Corn: on the cob, in a cup

Hola! I'm back in Los Angeles after a a long stay in my hometown, and even if it's not freezing in here, it's surprisingly chilly. So today I'm sharing a super simple recipe that'll warm you up, when oddly enough I remember eating most of my corn (both on the cob and in a cup) at the beach, or close by. 

I think I mentioned before that most of my family is from Tampico, a coastal city on the northeast of Mexico, and among the amazingly delicious food you can find there one of the most widely available is corn in a cup, or "trolelote" as they call it there. You can find corn in a cup and on the cob all over the country, but the recipe for corn in a cup I'm sharing today is completely influenced by those amazing golden kernels I had in Tampico while growing up. So go get a bunch of elotes and get ready to get hooked.

You can even add cucumbers and jicama as a topping,   I promise you won't be disappointed!

You can even add cucumbers and jicama as a topping, I promise you won't be disappointed!



Don't skip the lime!

Don't skip the lime!



  • Corncob(s)
  • Mayonnaise
  • Lime
  • Queso fresco (or any crumbling cheese)
  • Chili powder*

*CHILI: if you don't have something like Tajin powder, you can mix chili powder with a bit of salt to enhance the flavor.



  1. Choose a pot large enough to fit all your corncobs and fill it with water about 3/4 of it's capacity. Place it over high heat to boil it.
  2. Remove corn husks and clean the cobs, you can chop them in halves if you want to.
  3. Add the corncobs to the boiling water and reduce the heat to medium. Boil covered for at least 10 minutes until they cook.
  4. Carefully remove the cobs from the water and let them cool down at least 1 minute.
  5. Spread the mayo on top of the cob, squeeze a bit of lime juice and sprinkle with crumbling cheese and chili powder.




  • Canned corn or corncobs
  • Mayonnaise
  • Lime
  • Queso fresco (or any crumbling cheese)
  • Chili powder
  • Extras (add as little or as much of these):
    • Melted butter
    • Hot sauce
    • Chips (crushed)
    • Japanese peanuts (or any kind)
    • Sour cream



  1. If using corncobs, boil as instructed above and when fully cooked use a knife to carefully remove all the kernels from the cob. If using canned, drain all the water from the can, then add it to a pot of boiling water to heat them up.
  2. Once boiled for 5 minutes, you can either drain the water or use a colander spoon to serve only the kernels into the cups.
  3. Dress up with toppings as follows (add only the ones you like): butter, mayo, sour cream, lime, hot sauce, crumbling cheese, chili powder, crushed chips and japanese peanuts.
I used to just stick the cob on a fork or a wooden stick,   but have found corn holders to be real comfy and easy to insert.

I used to just stick the cob on a fork or a wooden stick, but have found corn holders to be real comfy and easy to insert.

If you want to go with a 'lighter' version, I recommend the corn on the cob and add little mayo, just enough to make the cheese stick to the cob.

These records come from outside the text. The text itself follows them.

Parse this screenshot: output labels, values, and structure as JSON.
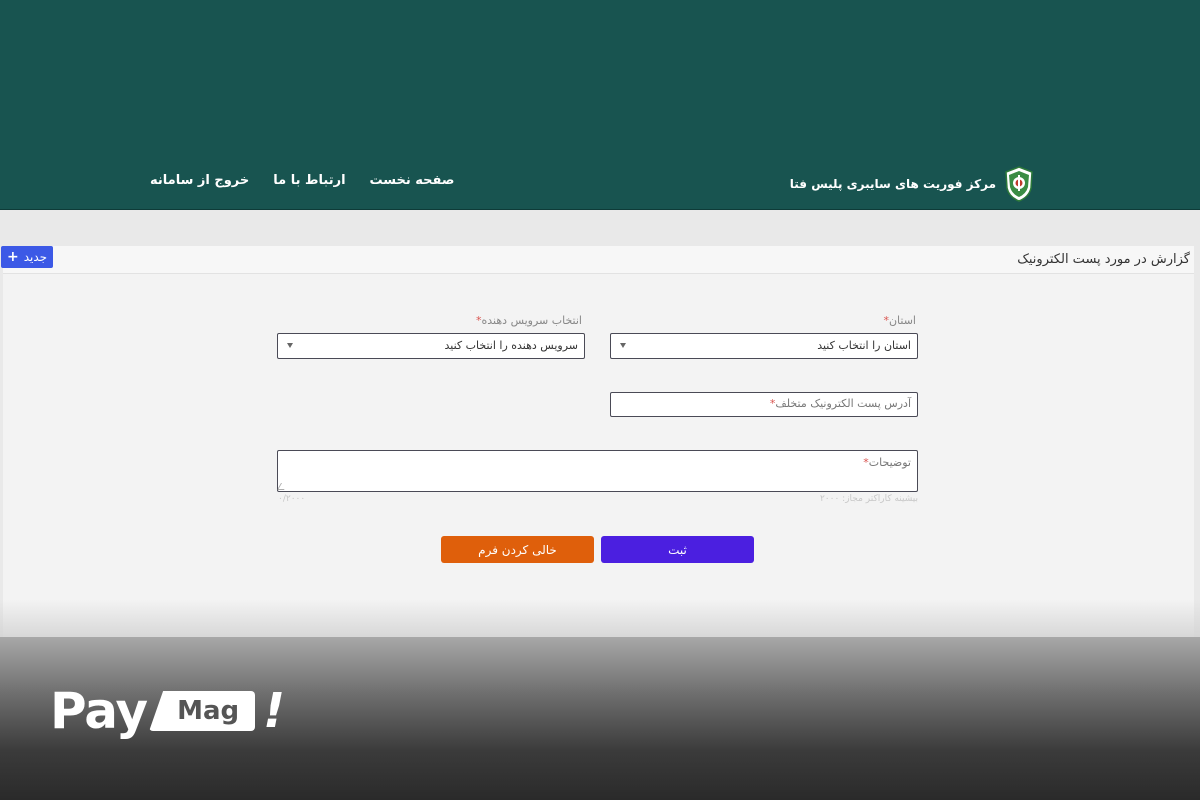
{
  "header": {
    "brand_title": "مرکز فوریت های سایبری پلیس فتا",
    "nav": [
      {
        "label": "صفحه نخست"
      },
      {
        "label": "ارتباط با ما"
      },
      {
        "label": "خروج از سامانه"
      }
    ]
  },
  "panel": {
    "title": "گزارش در مورد پست الکترونیک",
    "new_button": "جدید"
  },
  "form": {
    "province": {
      "label": "استان",
      "required_mark": "*",
      "value": "استان را انتخاب کنید"
    },
    "provider": {
      "label": "انتخاب سرویس دهنده",
      "required_mark": "*",
      "value": "سرویس دهنده را انتخاب کنید"
    },
    "email": {
      "placeholder": "آدرس پست الکترونیک متخلف",
      "required_mark": "*"
    },
    "description": {
      "placeholder": "توضیحات",
      "required_mark": "*",
      "hint_max": "بیشینه کاراکتر مجاز: ۲۰۰۰",
      "counter": "۰/۲۰۰۰"
    },
    "submit_label": "ثبت",
    "clear_label": "خالی کردن فرم"
  },
  "watermark": {
    "pay": "Pay",
    "mag": "Mag",
    "bang": "!"
  },
  "colors": {
    "header_bg": "#185450",
    "submit_bg": "#4b1fe0",
    "clear_bg": "#df5f0b",
    "new_bg": "#3c59e6"
  }
}
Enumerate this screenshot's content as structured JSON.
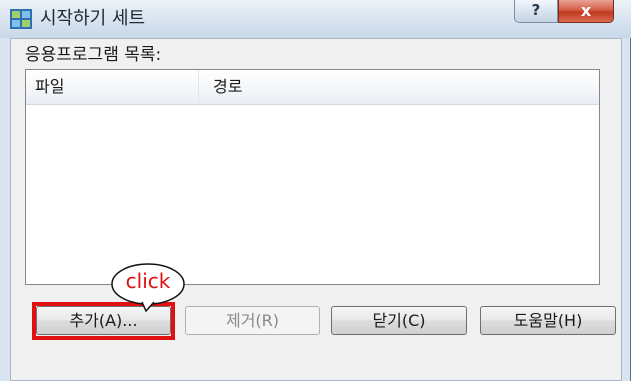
{
  "window": {
    "title": "시작하기 세트",
    "help_label": "?",
    "close_label": "x"
  },
  "content": {
    "list_label": "응용프로그램 목록:",
    "columns": [
      "파일",
      "경로"
    ]
  },
  "buttons": {
    "add": "추가(A)...",
    "remove": "제거(R)",
    "close": "닫기(C)",
    "help": "도움말(H)"
  },
  "annotation": {
    "callout_text": "click",
    "color": "#e01010"
  }
}
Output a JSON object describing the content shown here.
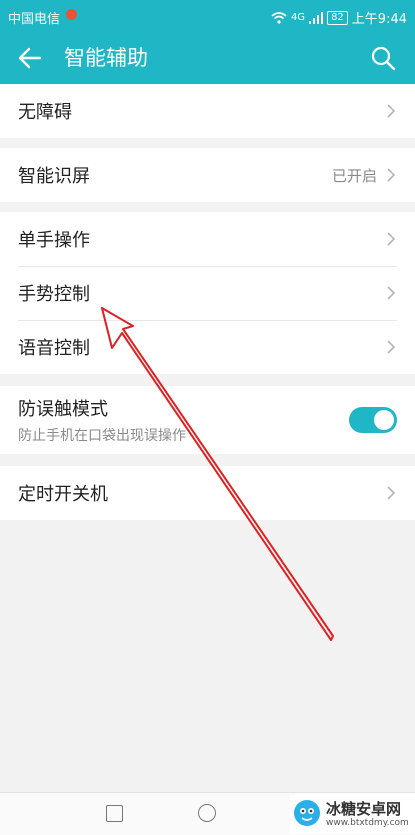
{
  "status_bar": {
    "carrier": "中国电信",
    "network": "4G",
    "battery": "82",
    "time": "上午9:44"
  },
  "app_bar": {
    "title": "智能辅助"
  },
  "settings": {
    "accessibility": {
      "label": "无障碍"
    },
    "smart_screen": {
      "label": "智能识屏",
      "value": "已开启"
    },
    "one_hand": {
      "label": "单手操作"
    },
    "gesture": {
      "label": "手势控制"
    },
    "voice": {
      "label": "语音控制"
    },
    "pocket_mode": {
      "label": "防误触模式",
      "sub": "防止手机在口袋出现误操作",
      "enabled": true
    },
    "scheduled_power": {
      "label": "定时开关机"
    }
  },
  "watermark": {
    "name": "冰糖安卓网",
    "url": "www.btxtdmy.com"
  },
  "colors": {
    "accent": "#1fb6c6",
    "annotation_arrow": "#e02020"
  }
}
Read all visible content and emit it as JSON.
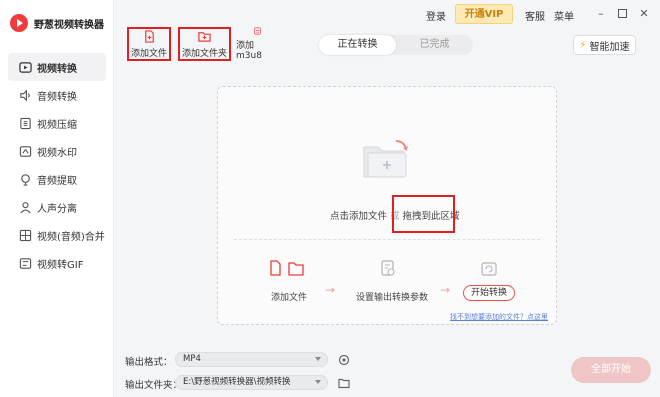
{
  "app": {
    "title": "野葱视频转换器"
  },
  "topbar": {
    "login": "登录",
    "vip": "开通VIP",
    "service": "客服",
    "menu": "菜单"
  },
  "sidebar": {
    "items": [
      {
        "label": "视频转换",
        "icon": "video-convert-icon",
        "active": true
      },
      {
        "label": "音频转换",
        "icon": "audio-icon"
      },
      {
        "label": "视频压缩",
        "icon": "compress-icon"
      },
      {
        "label": "视频水印",
        "icon": "watermark-icon"
      },
      {
        "label": "音频提取",
        "icon": "extract-icon"
      },
      {
        "label": "人声分离",
        "icon": "person-icon"
      },
      {
        "label": "视频(音频)合并",
        "icon": "merge-icon"
      },
      {
        "label": "视频转GIF",
        "icon": "gif-icon"
      }
    ]
  },
  "toolbar": {
    "add_file": "添加文件",
    "add_folder": "添加文件夹",
    "add_m3u8": "添加m3u8"
  },
  "tabs": {
    "converting": "正在转换",
    "done": "已完成"
  },
  "smart_speed": "智能加速",
  "dropzone": {
    "prompt": "点击添加文件",
    "or": "或",
    "drag": "拖拽到此区域"
  },
  "steps": {
    "step1": "添加文件",
    "step2": "设置输出转换参数",
    "step3": "开始转换"
  },
  "help_link": "找不到想要添加的文件？点这里",
  "output": {
    "format_label": "输出格式：",
    "format_value": "MP4",
    "folder_label": "输出文件夹：",
    "folder_value": "E:\\野葱视频转换器\\视频转换"
  },
  "start_all": "全部开始",
  "colors": {
    "accent": "#ef3b3b",
    "highlight": "#e02020"
  }
}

Or you can go crazy and add all sorts of toppings to the corn in a cup, I remember some places in Tampico offered a 'topping bar' with the toppings listed above and also different hot sauces, nacho cheese, tamarind candy,  cucumber, and so on. You can also use a bag of chips (like Fritos) as your cup and make one awesome snack. But I'm trying not to go too crazy after the holiday eating marathon. So maybe just a tiny bit crazy is fine this time.

So, go on, start experimenting and enjoying corn as the delicious and versatile grain plant it is, even if it's mostly indigestible the taste is worth giving it a ride.